The potato, a staple in home gardens, falls victim to the appetites of this attractive but destructive beetle, along with other solanaceae family members like tomatoes and bell peppers. Recognizable by its yellow body with black spots, the adult beetle, measuring 10-12 mm, and its orange-red larvae with rows of black dots, wreak havoc on crops.
Originating from the United States, the Colorado beetle invaded Europe in the 1920s, causing widespread crop damage and prompting legislative measures to combat its impact. Despite efforts, control methods were insufficient, allowing the beetle to spread across the continent, aggravated by subsequent world events.
Seasonal Emergence and Lifecycle
As the warmer months arrive, typically around May, the overwintered adult beetles emerge and seek host plants, particularly potatoes, to lay their eggs. With each female capable of laying 700 to 2,000 eggs, a cycle ensues, producing new generations of beetles every 20-25 days between June and September.
Identification of infested potatoes becomes evident as the beetle, along with its larvae, consumes plant foliage, leading to the skeletonization of leaves, flowers, and fruits. Larvae are the primary culprits behind this damage.
An essential preventive measure involves implementing a robust crop rotation strategy. However, on a smaller scale, such as a family garden, this may have limited effectiveness, as adult beetles can easily traverse short distances to reach potatoes.
A practical approach involves employing “bait plants.” These are potatoes grown in a miniature greenhouse, acting as magnets for overwintering adult pests. By transplanting these plants early in May, the pests are captured and disposed of before infesting the main potato crops.
Another preventive step is the eradication of weeds, known hosts for the Colorado beetle. Removing preferred weed varieties reduces the likelihood of subsequent infestations.
Organic Insecticides for Intervention
In cases of infestation, the use of insecticides becomes necessary. Opting for organic-approved insecticides, such as Bacillus-based solutions, is crucial to preserve the natural predators of the Colorado beetle.
Neem oil, containing azadirachtin, serves as an effective option, influencing plants through ingestion and contact. Its systemic effects and repellent properties make it a valuable tool in organic farming.

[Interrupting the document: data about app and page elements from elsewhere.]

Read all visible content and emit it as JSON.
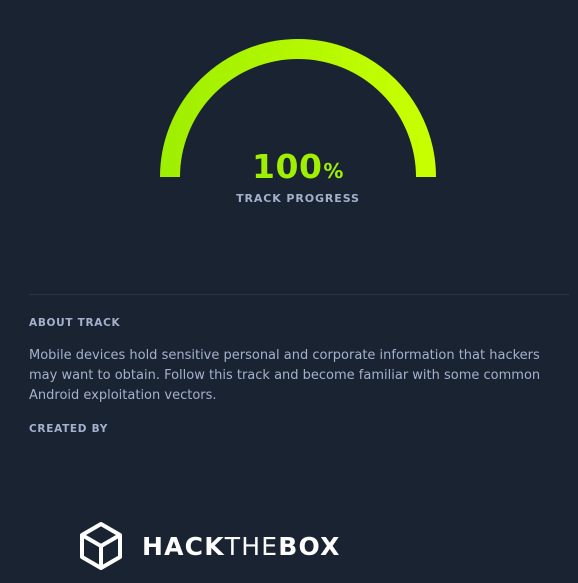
{
  "track_progress": {
    "value": "100",
    "unit": "%",
    "fraction": 1.0,
    "label": "TRACK PROGRESS",
    "gradient_start": "#9fef00",
    "gradient_end": "#c8ff00"
  },
  "about": {
    "heading": "ABOUT TRACK",
    "text": "Mobile devices hold sensitive personal and corporate information that hackers may want to obtain. Follow this track and become familiar with some common Android exploitation vectors."
  },
  "created_by": {
    "heading": "CREATED BY",
    "logo": {
      "icon": "hackthebox-cube-icon",
      "text_part1": "HACK",
      "text_part2": "THE",
      "text_part3": "BOX"
    }
  },
  "colors": {
    "background": "#1a2332",
    "accent": "#9fef00",
    "text_muted": "#a4b1cd"
  }
}
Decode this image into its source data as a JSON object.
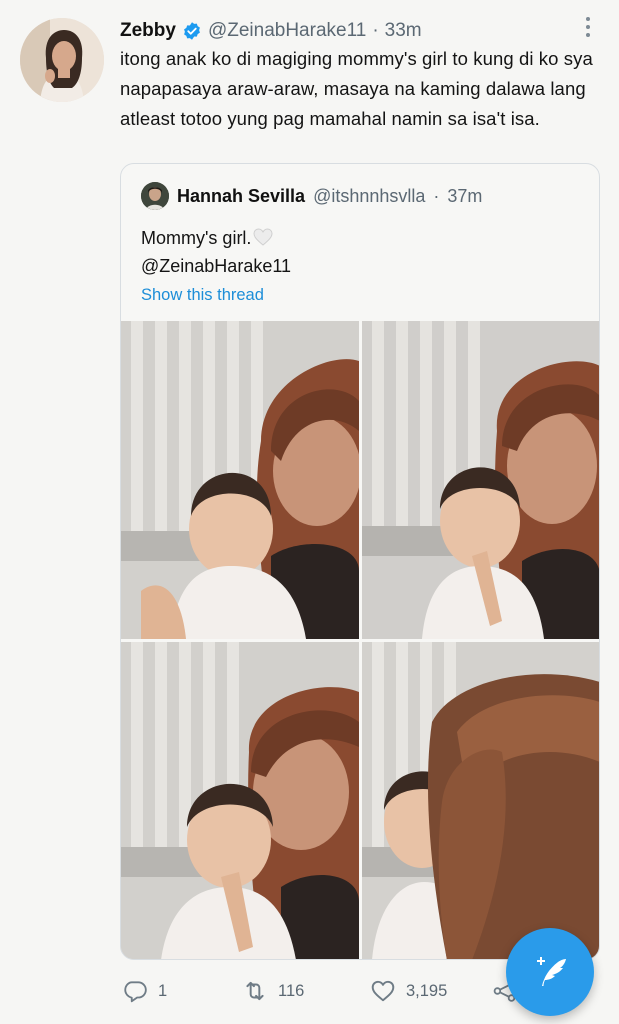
{
  "tweet": {
    "display_name": "Zebby",
    "handle": "@ZeinabHarake11",
    "separator": "·",
    "time": "33m",
    "text": "itong anak ko di magiging mommy's girl to kung di ko sya napapasaya araw-araw, masaya na kaming dalawa lang atleast totoo yung pag mamahal namin sa isa't isa."
  },
  "quoted_tweet": {
    "display_name": "Hannah Sevilla",
    "handle": "@itshnnhsvlla",
    "separator": "·",
    "time": "37m",
    "text": "Mommy's girl.",
    "mention": "@ZeinabHarake11",
    "show_thread": "Show this thread",
    "photo_count": 4
  },
  "actions": {
    "reply_count": "1",
    "retweet_count": "116",
    "like_count": "3,195"
  },
  "icons": {
    "verified": "verified-badge-icon",
    "more": "more-vertical-icon",
    "reply": "reply-icon",
    "retweet": "retweet-icon",
    "like": "heart-icon",
    "share": "share-icon",
    "compose": "compose-tweet-icon"
  },
  "colors": {
    "background": "#f6f6f4",
    "accent": "#1d9bf0",
    "fab": "#2a9bea",
    "muted": "#5b6873"
  }
}
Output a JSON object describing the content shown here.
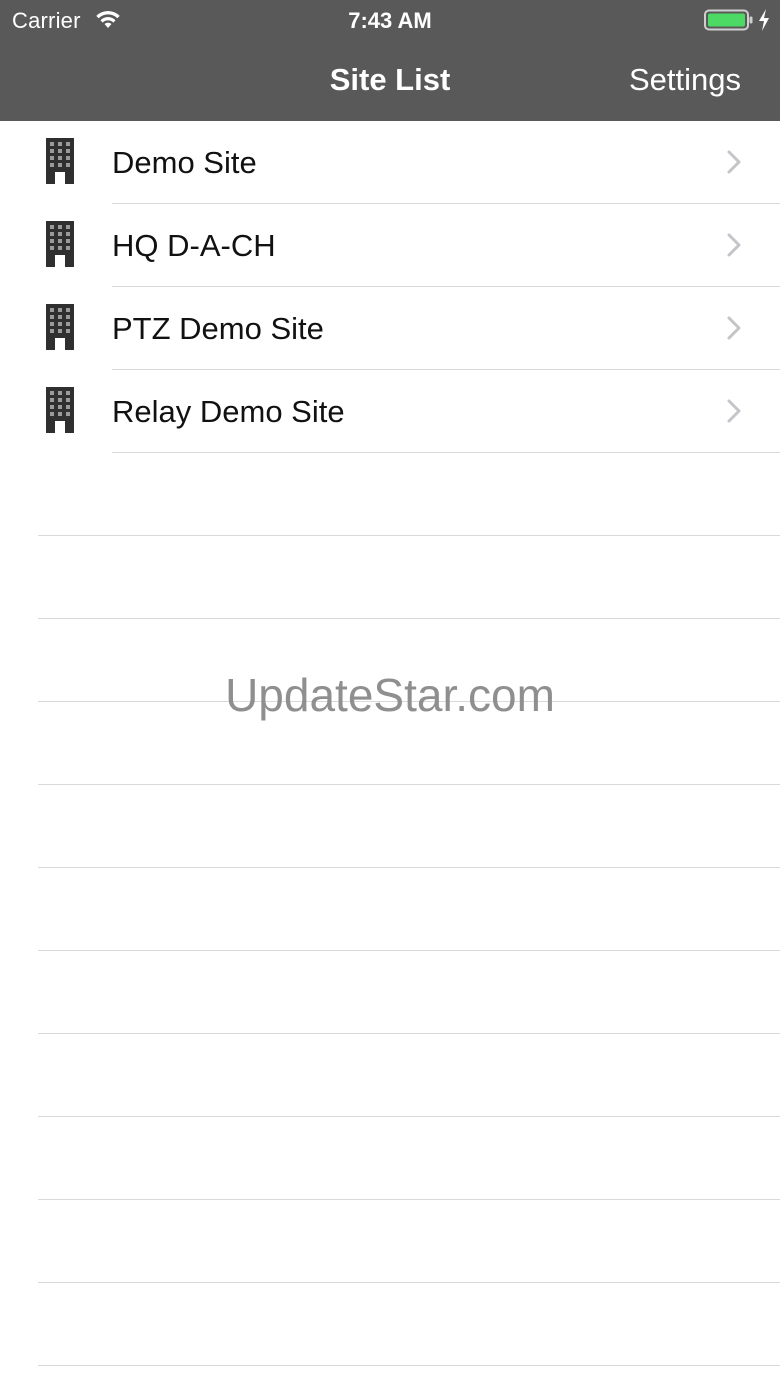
{
  "status_bar": {
    "carrier": "Carrier",
    "time": "7:43 AM",
    "wifi_icon": "wifi-icon",
    "battery_icon": "battery-charging-icon",
    "battery_color": "#4cd964"
  },
  "nav": {
    "title": "Site List",
    "settings_label": "Settings",
    "bar_color": "#595959"
  },
  "sites": [
    {
      "label": "Demo Site",
      "icon": "building-icon"
    },
    {
      "label": "HQ D-A-CH",
      "icon": "building-icon"
    },
    {
      "label": "PTZ Demo Site",
      "icon": "building-icon"
    },
    {
      "label": "Relay Demo Site",
      "icon": "building-icon"
    }
  ],
  "watermark": "UpdateStar.com"
}
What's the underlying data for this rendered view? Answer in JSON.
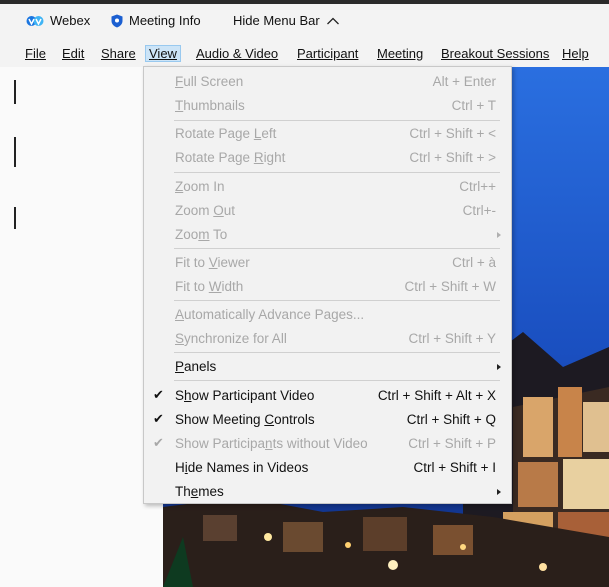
{
  "titlebar": {
    "app_name": "Webex",
    "meeting_info": "Meeting Info",
    "hide_menu_bar": "Hide Menu Bar"
  },
  "menubar": {
    "items": [
      "File",
      "Edit",
      "Share",
      "View",
      "Audio & Video",
      "Participant",
      "Meeting",
      "Breakout Sessions",
      "Help"
    ],
    "active": "View"
  },
  "view_menu": {
    "items": [
      {
        "pre": "",
        "u": "F",
        "post": "ull Screen",
        "shortcut": "Alt + Enter",
        "enabled": false
      },
      {
        "pre": "",
        "u": "T",
        "post": "humbnails",
        "shortcut": "Ctrl + T",
        "enabled": false
      },
      {
        "pre": "Rotate Page ",
        "u": "L",
        "post": "eft",
        "shortcut": "Ctrl + Shift + <",
        "enabled": false
      },
      {
        "pre": "Rotate Page ",
        "u": "R",
        "post": "ight",
        "shortcut": "Ctrl + Shift + >",
        "enabled": false
      },
      {
        "pre": "",
        "u": "Z",
        "post": "oom In",
        "shortcut": "Ctrl++",
        "enabled": false
      },
      {
        "pre": "Zoom ",
        "u": "O",
        "post": "ut",
        "shortcut": "Ctrl+-",
        "enabled": false
      },
      {
        "pre": "Zoo",
        "u": "m",
        "post": " To",
        "shortcut": "",
        "submenu": true,
        "enabled": false
      },
      {
        "pre": "Fit to ",
        "u": "V",
        "post": "iewer",
        "shortcut": "Ctrl + à",
        "enabled": false
      },
      {
        "pre": "Fit to ",
        "u": "W",
        "post": "idth",
        "shortcut": "Ctrl + Shift + W",
        "enabled": false
      },
      {
        "pre": "",
        "u": "A",
        "post": "utomatically Advance Pages...",
        "shortcut": "",
        "enabled": false
      },
      {
        "pre": "",
        "u": "S",
        "post": "ynchronize for All",
        "shortcut": "Ctrl + Shift + Y",
        "enabled": false
      },
      {
        "pre": "",
        "u": "P",
        "post": "anels",
        "shortcut": "",
        "submenu": true,
        "enabled": true
      },
      {
        "pre": "S",
        "u": "h",
        "post": "ow Participant Video",
        "shortcut": "Ctrl + Shift + Alt + X",
        "enabled": true,
        "checked": true
      },
      {
        "pre": "Show Meeting ",
        "u": "C",
        "post": "ontrols",
        "shortcut": "Ctrl + Shift + Q",
        "enabled": true,
        "checked": true
      },
      {
        "pre": "Show Participa",
        "u": "n",
        "post": "ts without Video",
        "shortcut": "Ctrl + Shift + P",
        "enabled": false,
        "checked": true
      },
      {
        "pre": "H",
        "u": "i",
        "post": "de Names in Videos",
        "shortcut": "Ctrl + Shift + I",
        "enabled": true
      },
      {
        "pre": "Th",
        "u": "e",
        "post": "mes",
        "shortcut": "",
        "submenu": true,
        "enabled": true
      }
    ],
    "check_glyph": "✔"
  },
  "colors": {
    "menu_bg": "#f2f2f2",
    "disabled_text": "#a8a8a8",
    "active_menu_bg": "#cce4f7",
    "webex_blue": "#0a6ed1"
  }
}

Acetamiprid, with its high systemic distribution, acts through ingestion and offers lasting protection against larvae and aphids. Application ensures resilience against rain, making it an effective choice for combating Colorado beetle infestations.
In the battle against the Colorado beetle, a multifaceted approach combining prevention and intervention with organic solutions emerges as the key to safeguarding the potato crop.